::: Records provided
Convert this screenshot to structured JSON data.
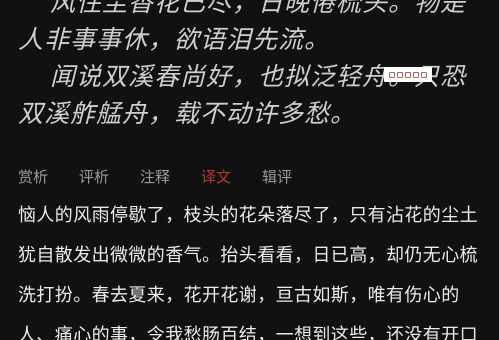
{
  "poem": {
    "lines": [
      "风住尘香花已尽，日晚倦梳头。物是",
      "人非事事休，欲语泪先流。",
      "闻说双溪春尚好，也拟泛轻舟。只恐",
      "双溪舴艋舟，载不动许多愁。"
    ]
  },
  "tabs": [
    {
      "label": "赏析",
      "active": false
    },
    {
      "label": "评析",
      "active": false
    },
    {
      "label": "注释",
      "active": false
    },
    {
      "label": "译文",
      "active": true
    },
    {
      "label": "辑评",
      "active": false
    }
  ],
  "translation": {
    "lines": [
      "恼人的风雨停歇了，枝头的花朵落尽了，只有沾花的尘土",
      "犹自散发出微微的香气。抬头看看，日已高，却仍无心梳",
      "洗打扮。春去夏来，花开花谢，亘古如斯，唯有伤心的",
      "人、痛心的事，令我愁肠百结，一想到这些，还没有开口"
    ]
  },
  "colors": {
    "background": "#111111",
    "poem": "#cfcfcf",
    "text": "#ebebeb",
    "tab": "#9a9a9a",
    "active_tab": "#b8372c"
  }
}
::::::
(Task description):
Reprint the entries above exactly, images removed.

(Exercise answer):
Convert this screenshot to structured JSON data.
{
  "poem": {
    "lines": [
      "风住尘香花已尽，日晚倦梳头。物是",
      "人非事事休，欲语泪先流。",
      "闻说双溪春尚好，也拟泛轻舟。只恐",
      "双溪舴艋舟，载不动许多愁。"
    ]
  },
  "tabs": [
    {
      "label": "赏析",
      "active": false
    },
    {
      "label": "评析",
      "active": false
    },
    {
      "label": "注释",
      "active": false
    },
    {
      "label": "译文",
      "active": true
    },
    {
      "label": "辑评",
      "active": false
    }
  ],
  "translation": {
    "lines": [
      "恼人的风雨停歇了，枝头的花朵落尽了，只有沾花的尘土",
      "犹自散发出微微的香气。抬头看看，日已高，却仍无心梳",
      "洗打扮。春去夏来，花开花谢，亘古如斯，唯有伤心的",
      "人、痛心的事，令我愁肠百结，一想到这些，还没有开口"
    ]
  },
  "colors": {
    "background": "#111111",
    "poem": "#cfcfcf",
    "text": "#ebebeb",
    "tab": "#9a9a9a",
    "active_tab": "#b8372c"
  }
}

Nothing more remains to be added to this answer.